__Assigned task__
Every record should be copied exactly, and the images omitted.

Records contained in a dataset

⟨

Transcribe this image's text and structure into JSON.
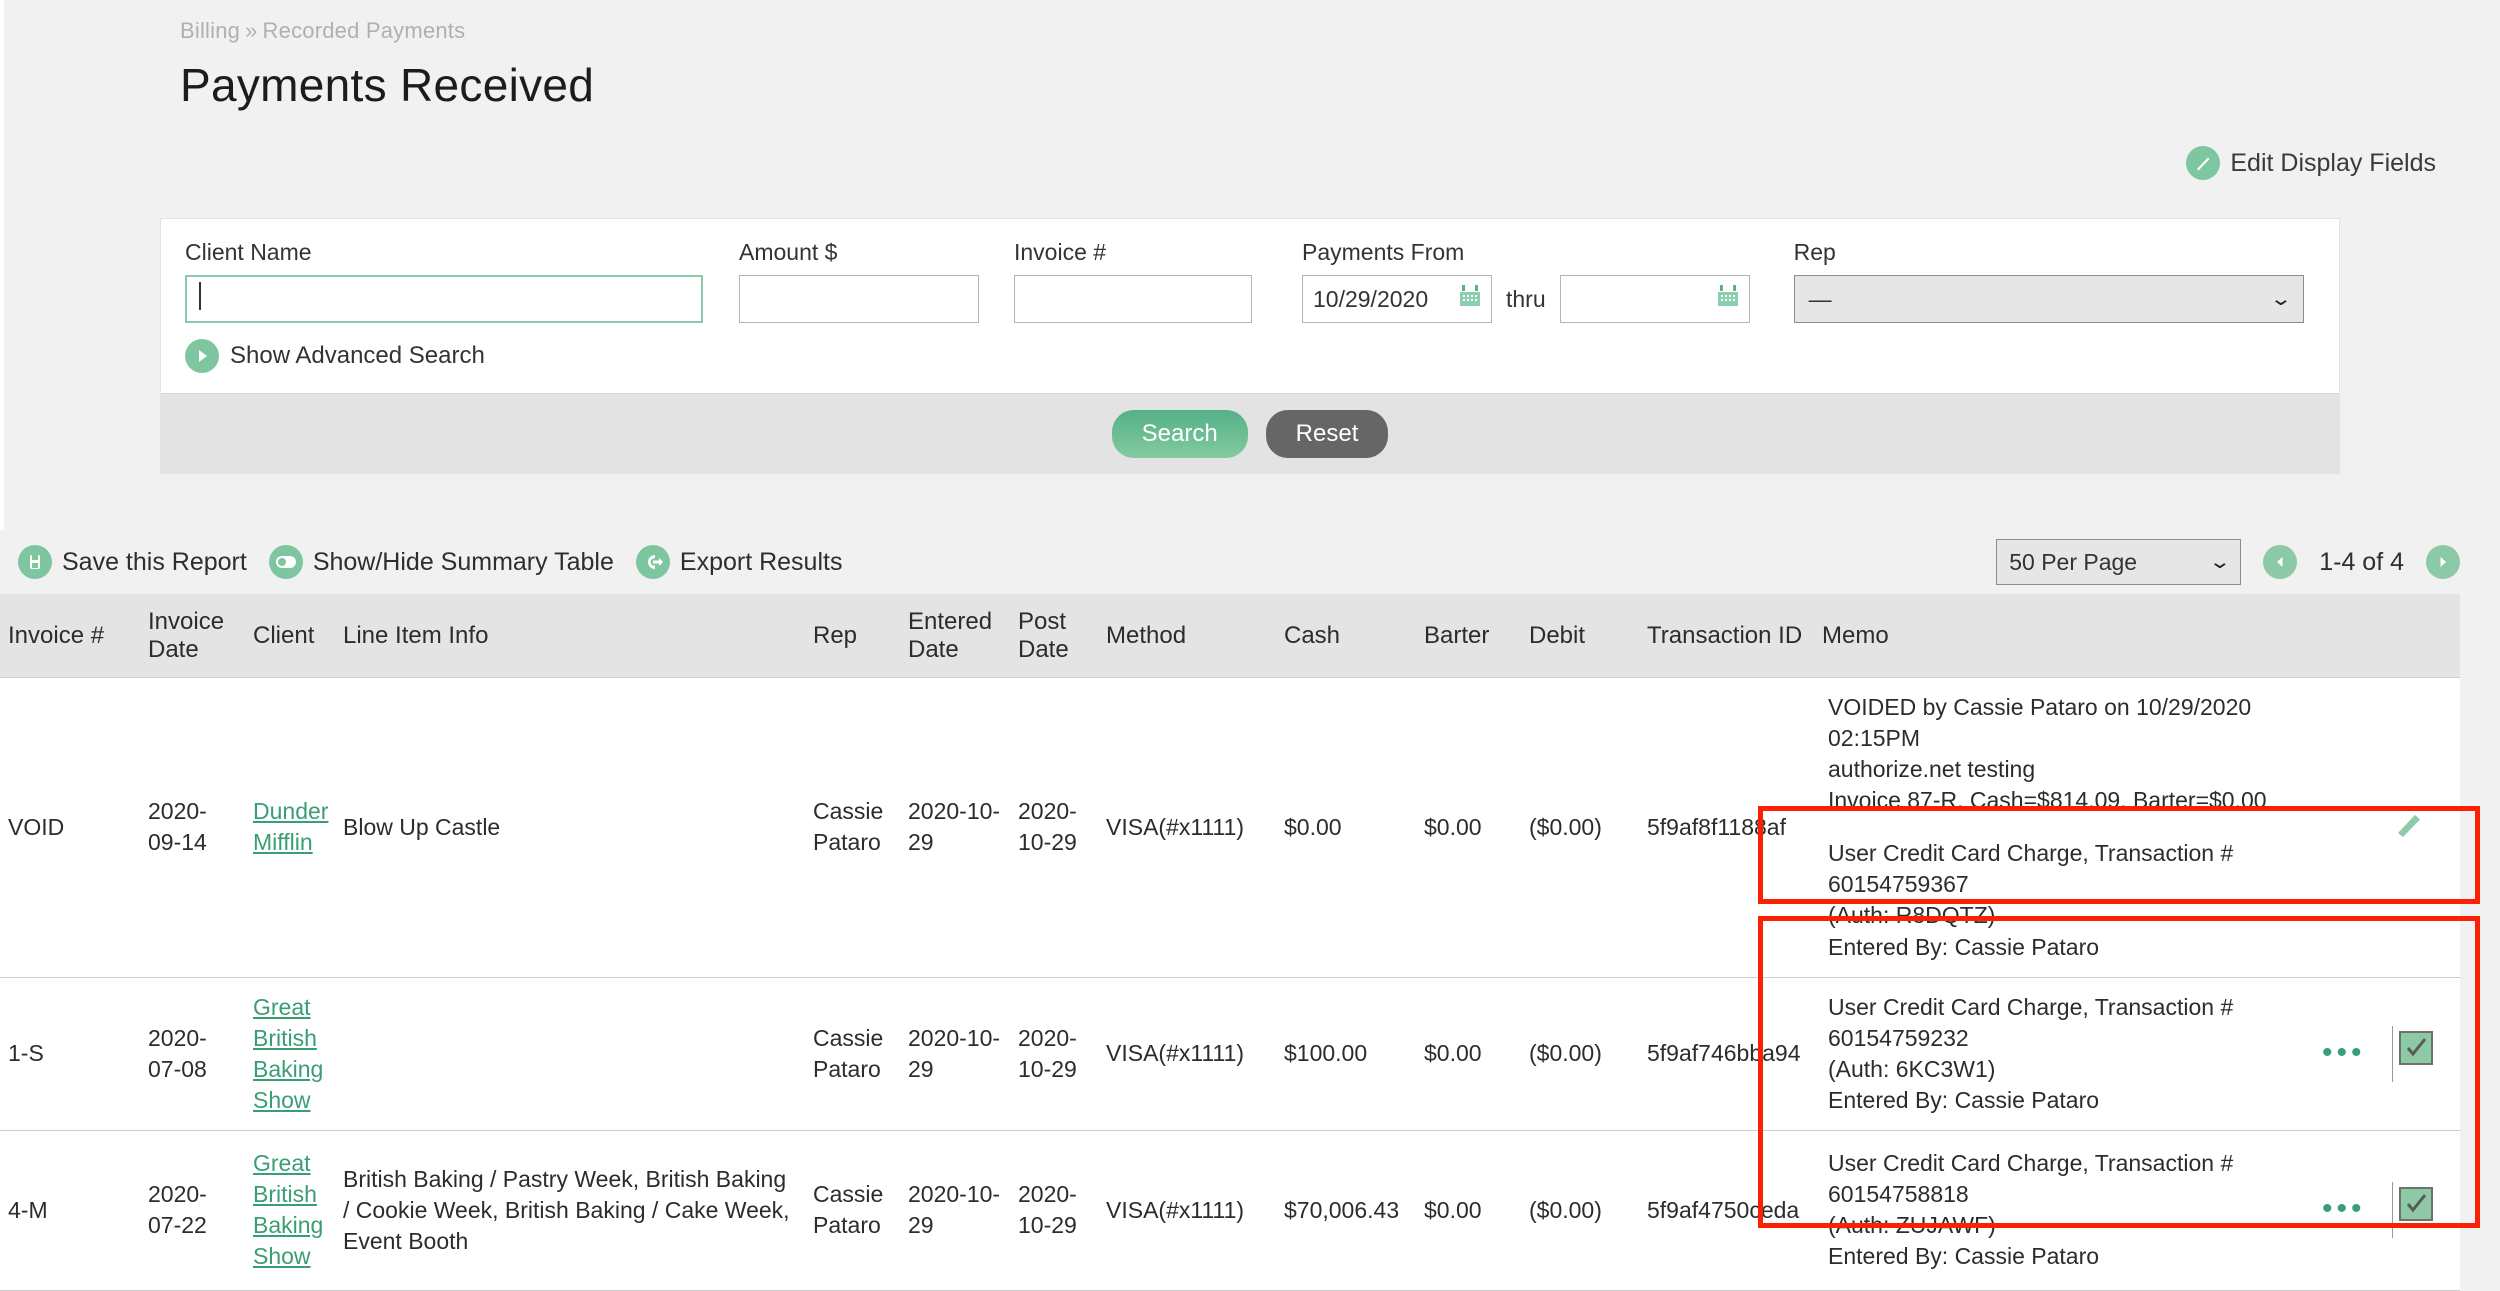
{
  "breadcrumb": {
    "parent": "Billing",
    "separator": "»",
    "current": "Recorded Payments"
  },
  "page_title": "Payments Received",
  "edit_display_fields": {
    "label": "Edit Display Fields",
    "icon": "pencil-circle-icon"
  },
  "search_form": {
    "client_name": {
      "label": "Client Name",
      "value": "",
      "placeholder": ""
    },
    "amount": {
      "label": "Amount $",
      "value": "",
      "placeholder": ""
    },
    "invoice_number": {
      "label": "Invoice #",
      "value": "",
      "placeholder": ""
    },
    "payments_from": {
      "label": "Payments From",
      "value": "10/29/2020",
      "thru_label": "thru",
      "thru_value": ""
    },
    "rep": {
      "label": "Rep",
      "value": "—",
      "options": [
        "—"
      ]
    },
    "advanced_search_label": "Show Advanced Search",
    "search_button": "Search",
    "reset_button": "Reset"
  },
  "report_toolbar": {
    "save_report": "Save this Report",
    "summary_table": "Show/Hide Summary Table",
    "export_results": "Export Results",
    "per_page": "50 Per Page",
    "per_page_options": [
      "50 Per Page"
    ],
    "range": "1-4 of 4"
  },
  "table": {
    "columns": [
      "Invoice #",
      "Invoice Date",
      "Client",
      "Line Item Info",
      "Rep",
      "Entered Date",
      "Post Date",
      "Method",
      "Cash",
      "Barter",
      "Debit",
      "Transaction ID",
      "Memo",
      "",
      ""
    ],
    "rows": [
      {
        "invoice": "VOID",
        "invoice_date": "2020-09-14",
        "client": "Dunder Mifflin",
        "line_item_info": "Blow Up Castle",
        "rep": "Cassie Pataro",
        "entered_date": "2020-10-29",
        "post_date": "2020-10-29",
        "method": "VISA(#x1111)",
        "cash": "$0.00",
        "barter": "$0.00",
        "debit": "($0.00)",
        "transaction_id": "5f9af8f1188af",
        "memo_top": "VOIDED by Cassie Pataro on 10/29/2020 02:15PM\nauthorize.net testing\nInvoice 87-R, Cash=$814.09, Barter=$0.00",
        "memo_boxed": "User Credit Card Charge, Transaction # 60154759367\n(Auth: R8DQTZ)\nEntered By: Cassie Pataro",
        "action": "edit-pencil-icon",
        "checkbox": false
      },
      {
        "invoice": "1-S",
        "invoice_date": "2020-07-08",
        "client": "Great British Baking Show",
        "line_item_info": "",
        "rep": "Cassie Pataro",
        "entered_date": "2020-10-29",
        "post_date": "2020-10-29",
        "method": "VISA(#x1111)",
        "cash": "$100.00",
        "barter": "$0.00",
        "debit": "($0.00)",
        "transaction_id": "5f9af746bba94",
        "memo_top": "",
        "memo_boxed": "User Credit Card Charge, Transaction # 60154759232\n(Auth: 6KC3W1)\nEntered By: Cassie Pataro",
        "action": "more-dots-icon",
        "checkbox": true
      },
      {
        "invoice": "4-M",
        "invoice_date": "2020-07-22",
        "client": "Great British Baking Show",
        "line_item_info": "British Baking / Pastry Week, British Baking / Cookie Week, British Baking / Cake Week, Event Booth",
        "rep": "Cassie Pataro",
        "entered_date": "2020-10-29",
        "post_date": "2020-10-29",
        "method": "VISA(#x1111)",
        "cash": "$70,006.43",
        "barter": "$0.00",
        "debit": "($0.00)",
        "transaction_id": "5f9af4750ceda",
        "memo_top": "",
        "memo_boxed": "User Credit Card Charge, Transaction # 60154758818\n(Auth: ZUJAWF)\nEntered By: Cassie Pataro",
        "action": "more-dots-icon",
        "checkbox": true
      }
    ]
  },
  "colors": {
    "accent_green": "#7dc6a0",
    "link_green": "#3a9e74",
    "annotation_red": "#fb2105",
    "page_bg": "#f1f1f1",
    "reset_gray": "#666666"
  }
}
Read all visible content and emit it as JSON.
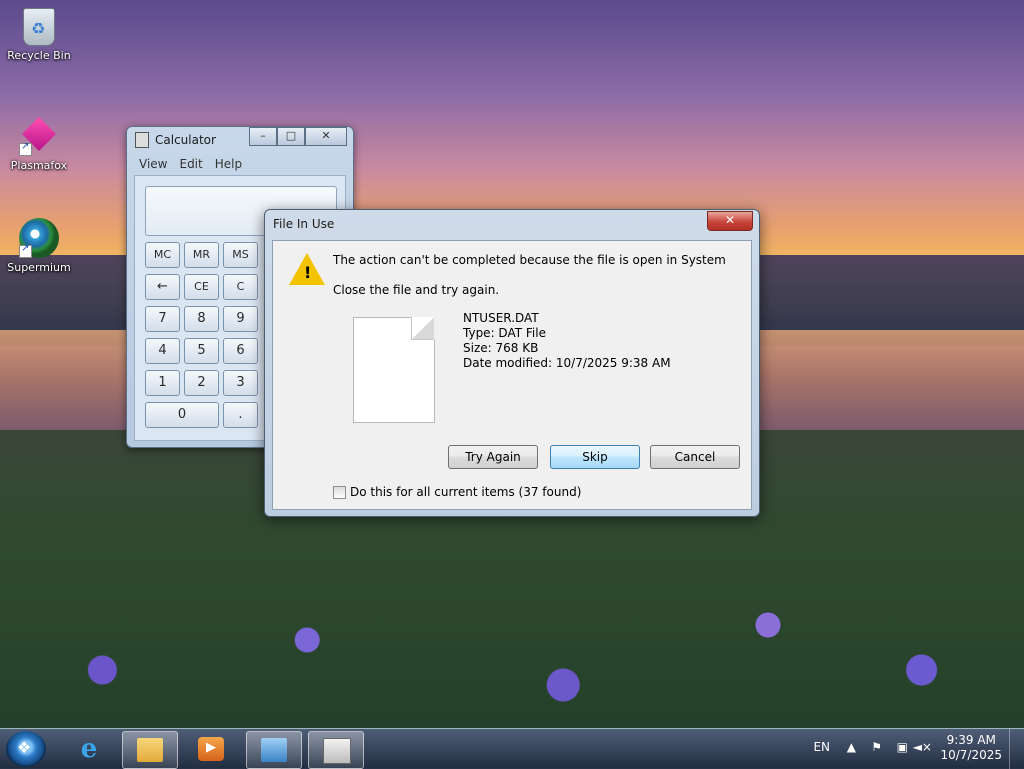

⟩

__Task answer__
Transcribe this image's text and structure into JSON.
{
  "breadcrumb": {
    "parent": "Billing",
    "separator": "»",
    "current": "Recorded Payments"
  },
  "page_title": "Payments Received",
  "edit_display_fields": {
    "label": "Edit Display Fields",
    "icon": "pencil-circle-icon"
  },
  "search_form": {
    "client_name": {
      "label": "Client Name",
      "value": "",
      "placeholder": ""
    },
    "amount": {
      "label": "Amount $",
      "value": "",
      "placeholder": ""
    },
    "invoice_number": {
      "label": "Invoice #",
      "value": "",
      "placeholder": ""
    },
    "payments_from": {
      "label": "Payments From",
      "value": "10/29/2020",
      "thru_label": "thru",
      "thru_value": ""
    },
    "rep": {
      "label": "Rep",
      "value": "—",
      "options": [
        "—"
      ]
    },
    "advanced_search_label": "Show Advanced Search",
    "search_button": "Search",
    "reset_button": "Reset"
  },
  "report_toolbar": {
    "save_report": "Save this Report",
    "summary_table": "Show/Hide Summary Table",
    "export_results": "Export Results",
    "per_page": "50 Per Page",
    "per_page_options": [
      "50 Per Page"
    ],
    "range": "1-4 of 4"
  },
  "table": {
    "columns": [
      "Invoice #",
      "Invoice Date",
      "Client",
      "Line Item Info",
      "Rep",
      "Entered Date",
      "Post Date",
      "Method",
      "Cash",
      "Barter",
      "Debit",
      "Transaction ID",
      "Memo",
      "",
      ""
    ],
    "rows": [
      {
        "invoice": "VOID",
        "invoice_date": "2020-09-14",
        "client": "Dunder Mifflin",
        "line_item_info": "Blow Up Castle",
        "rep": "Cassie Pataro",
        "entered_date": "2020-10-29",
        "post_date": "2020-10-29",
        "method": "VISA(#x1111)",
        "cash": "$0.00",
        "barter": "$0.00",
        "debit": "($0.00)",
        "transaction_id": "5f9af8f1188af",
        "memo_top": "VOIDED by Cassie Pataro on 10/29/2020 02:15PM\nauthorize.net testing\nInvoice 87-R, Cash=$814.09, Barter=$0.00",
        "memo_boxed": "User Credit Card Charge, Transaction # 60154759367\n(Auth: R8DQTZ)\nEntered By: Cassie Pataro",
        "action": "edit-pencil-icon",
        "checkbox": false
      },
      {
        "invoice": "1-S",
        "invoice_date": "2020-07-08",
        "client": "Great British Baking Show",
        "line_item_info": "",
        "rep": "Cassie Pataro",
        "entered_date": "2020-10-29",
        "post_date": "2020-10-29",
        "method": "VISA(#x1111)",
        "cash": "$100.00",
        "barter": "$0.00",
        "debit": "($0.00)",
        "transaction_id": "5f9af746bba94",
        "memo_top": "",
        "memo_boxed": "User Credit Card Charge, Transaction # 60154759232\n(Auth: 6KC3W1)\nEntered By: Cassie Pataro",
        "action": "more-dots-icon",
        "checkbox": true
      },
      {
        "invoice": "4-M",
        "invoice_date": "2020-07-22",
        "client": "Great British Baking Show",
        "line_item_info": "British Baking / Pastry Week, British Baking / Cookie Week, British Baking / Cake Week, Event Booth",
        "rep": "Cassie Pataro",
        "entered_date": "2020-10-29",
        "post_date": "2020-10-29",
        "method": "VISA(#x1111)",
        "cash": "$70,006.43",
        "barter": "$0.00",
        "debit": "($0.00)",
        "transaction_id": "5f9af4750ceda",
        "memo_top": "",
        "memo_boxed": "User Credit Card Charge, Transaction # 60154758818\n(Auth: ZUJAWF)\nEntered By: Cassie Pataro",
        "action": "more-dots-icon",
        "checkbox": true
      }
    ]
  },
  "colors": {
    "accent_green": "#7dc6a0",
    "link_green": "#3a9e74",
    "annotation_red": "#fb2105",
    "page_bg": "#f1f1f1",
    "reset_gray": "#666666"
  }
}
Read all visible content and emit it as JSON.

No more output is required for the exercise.